Shooting in the pandemic was not easy at all because we had to look after all the safety and precautionary measures. But we also made it a fun process. My chemistry with my onscreen parents Rahul (Vohra) sir, and Komal (Chhabria) ma’am, both of whom are veteran actors, was fantastic and contributed to the whole experience. Kabeer, my director, is very thorough in his vision, so I would say shooting this film was a wholesome experience.

Renee Sen A film still

A film still

Your mother is successful, independent and extremely inspiring — what are some of the key lessons she has taught you along the way and what advice did she give you the first day you stepped on set?
My mother teaches me important lessons everyday. There is learning from her everyday, but what she emphasises on in terms of my film career or my film life is that I should work hard, stay grounded, stay focused and respect time. These are some of the very important lessons she’s taught me — I should never take anyone’s time for granted, I must not let success get to my head and keep working hard, like it’s my first day on the job.

Lastly, even though this is only your first film, you have always been surrounded by the world of films.
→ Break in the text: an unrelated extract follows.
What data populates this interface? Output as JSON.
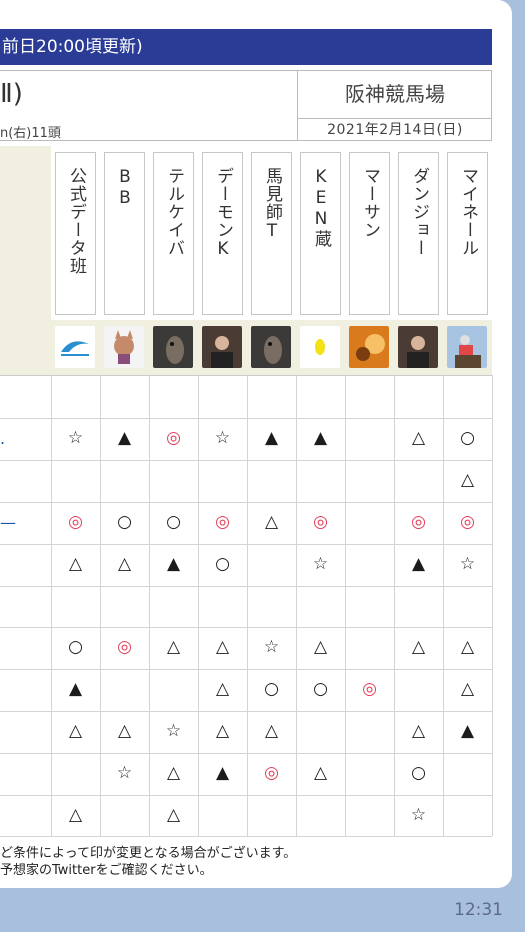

So what kind of cinema do you engage with and what kind of stories do you want to be a part of?
I have watched mainstream Bollywood and Hollywood films but movies like Mary Poppins, Scent of a woman, The Sound of Music, these classics have really made me go ‘wow.’ Cinema is an amazing place to be. You know the way these stories were told is magnificient. So those films really inspired me and I would like to increase my knowledge on world cinema, which I slowly am. The stories I would like to be a part of can vary. I would love to try everything, especially because I am new and I want to understand my potential. I would really love to explore all kinds of stories.

Text Shruti Kapur Malhotra